  • Buy no-name instead of name brands.
  • Get inspired by recipes. Find them on the internet or buy recipe books from used bookstores. Share and exchange recipes with friends.
  • Variety is important. A boring meal plan makes it too easy to end up splurging.
  • Avoid convenience stores. There is a cost for the convenience.
  • Replace cleaning products with cheaper environmentally friendly alternatives. Use vinegar and hot water instead of a window cleaner. Baking soda has a number of household uses such as scrubbing pans, clearing drains or deodorizing.
  • Replace paper towels with old clothing or rags for cleaning.

Buy in Bulk

  • Cereals or granola. Try to avoid highly priced boxed cereal.
  • Buy meat in family packs, then freeze in meal-size portions. Make sure you wrap the well before freezing so as to avoid freezer burn.
  • Buy a bag of popping corn instead of expensive microwave popcorn. Use an air popper (you might find one at a yard sale) or pop it on the stove.
  • Snacks. Nuts or other bulk items make great snacks.
  • Spices are very expensive when bought in containers. Cheaper in bulk.

Make Smart Choices at Home

Small choices can equal big savings.

  • Television: Do you really need cable? If you have high speed Internet there are places where you can watch some shows for free or buy episodes.
  • Buy Used: Get to know the used marketplace, like Value Village, Frenchy’s or go to garage sales.
  • Call long distance during discount times or get a calling card. If you don’t know when the cheap times are, or if you’re using a cell, you’re probably paying much more than you have to.

Be Social

You don’t have to give up your social life, just because you’re living cheaply; find creative ways to be sociable for little or no money.
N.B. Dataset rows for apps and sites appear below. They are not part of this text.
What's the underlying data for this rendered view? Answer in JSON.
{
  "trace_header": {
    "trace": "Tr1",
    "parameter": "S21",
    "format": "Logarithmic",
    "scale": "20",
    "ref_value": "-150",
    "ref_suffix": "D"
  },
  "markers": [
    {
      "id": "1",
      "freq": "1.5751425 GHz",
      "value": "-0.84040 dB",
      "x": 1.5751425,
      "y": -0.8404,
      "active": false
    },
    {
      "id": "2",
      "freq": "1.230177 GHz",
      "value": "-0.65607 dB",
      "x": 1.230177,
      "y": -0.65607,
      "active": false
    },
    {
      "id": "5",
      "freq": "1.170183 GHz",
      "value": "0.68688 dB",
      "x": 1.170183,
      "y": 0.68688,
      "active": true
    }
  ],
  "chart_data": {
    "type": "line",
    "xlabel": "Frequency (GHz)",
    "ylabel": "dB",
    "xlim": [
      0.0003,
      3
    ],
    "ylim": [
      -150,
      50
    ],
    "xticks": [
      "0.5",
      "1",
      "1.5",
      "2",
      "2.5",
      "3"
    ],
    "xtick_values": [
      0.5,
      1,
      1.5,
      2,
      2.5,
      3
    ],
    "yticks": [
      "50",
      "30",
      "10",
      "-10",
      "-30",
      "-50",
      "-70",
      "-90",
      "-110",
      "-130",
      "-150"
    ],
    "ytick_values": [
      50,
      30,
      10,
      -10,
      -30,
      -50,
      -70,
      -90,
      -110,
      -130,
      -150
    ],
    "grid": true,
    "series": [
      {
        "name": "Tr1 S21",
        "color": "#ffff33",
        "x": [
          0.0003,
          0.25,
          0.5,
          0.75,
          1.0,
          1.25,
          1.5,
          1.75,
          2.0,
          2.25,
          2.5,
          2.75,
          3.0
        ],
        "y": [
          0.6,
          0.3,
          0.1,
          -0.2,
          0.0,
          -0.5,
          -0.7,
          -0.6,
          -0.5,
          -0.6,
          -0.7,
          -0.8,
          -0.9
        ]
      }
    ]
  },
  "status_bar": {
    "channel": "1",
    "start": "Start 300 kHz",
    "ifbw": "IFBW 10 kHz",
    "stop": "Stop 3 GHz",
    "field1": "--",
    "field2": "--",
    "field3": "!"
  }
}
  • Get physical. Go for walks, hikes, tobogganing or biking. Camping if you want to get out of town.
  • Free events in your community, such as lectures, movies, farmers’ markets, art shows.
  • Rent a movie with a bunch of friends. It is a lot cheaper than going to a movie. (see popcorn above)
  • Dinner parties. Have a potluck or invite a group of friends over to make sushi or tacos.
  • Order too much at a restaurant? Take it home in a doggy bag for tomorrow’s lunch.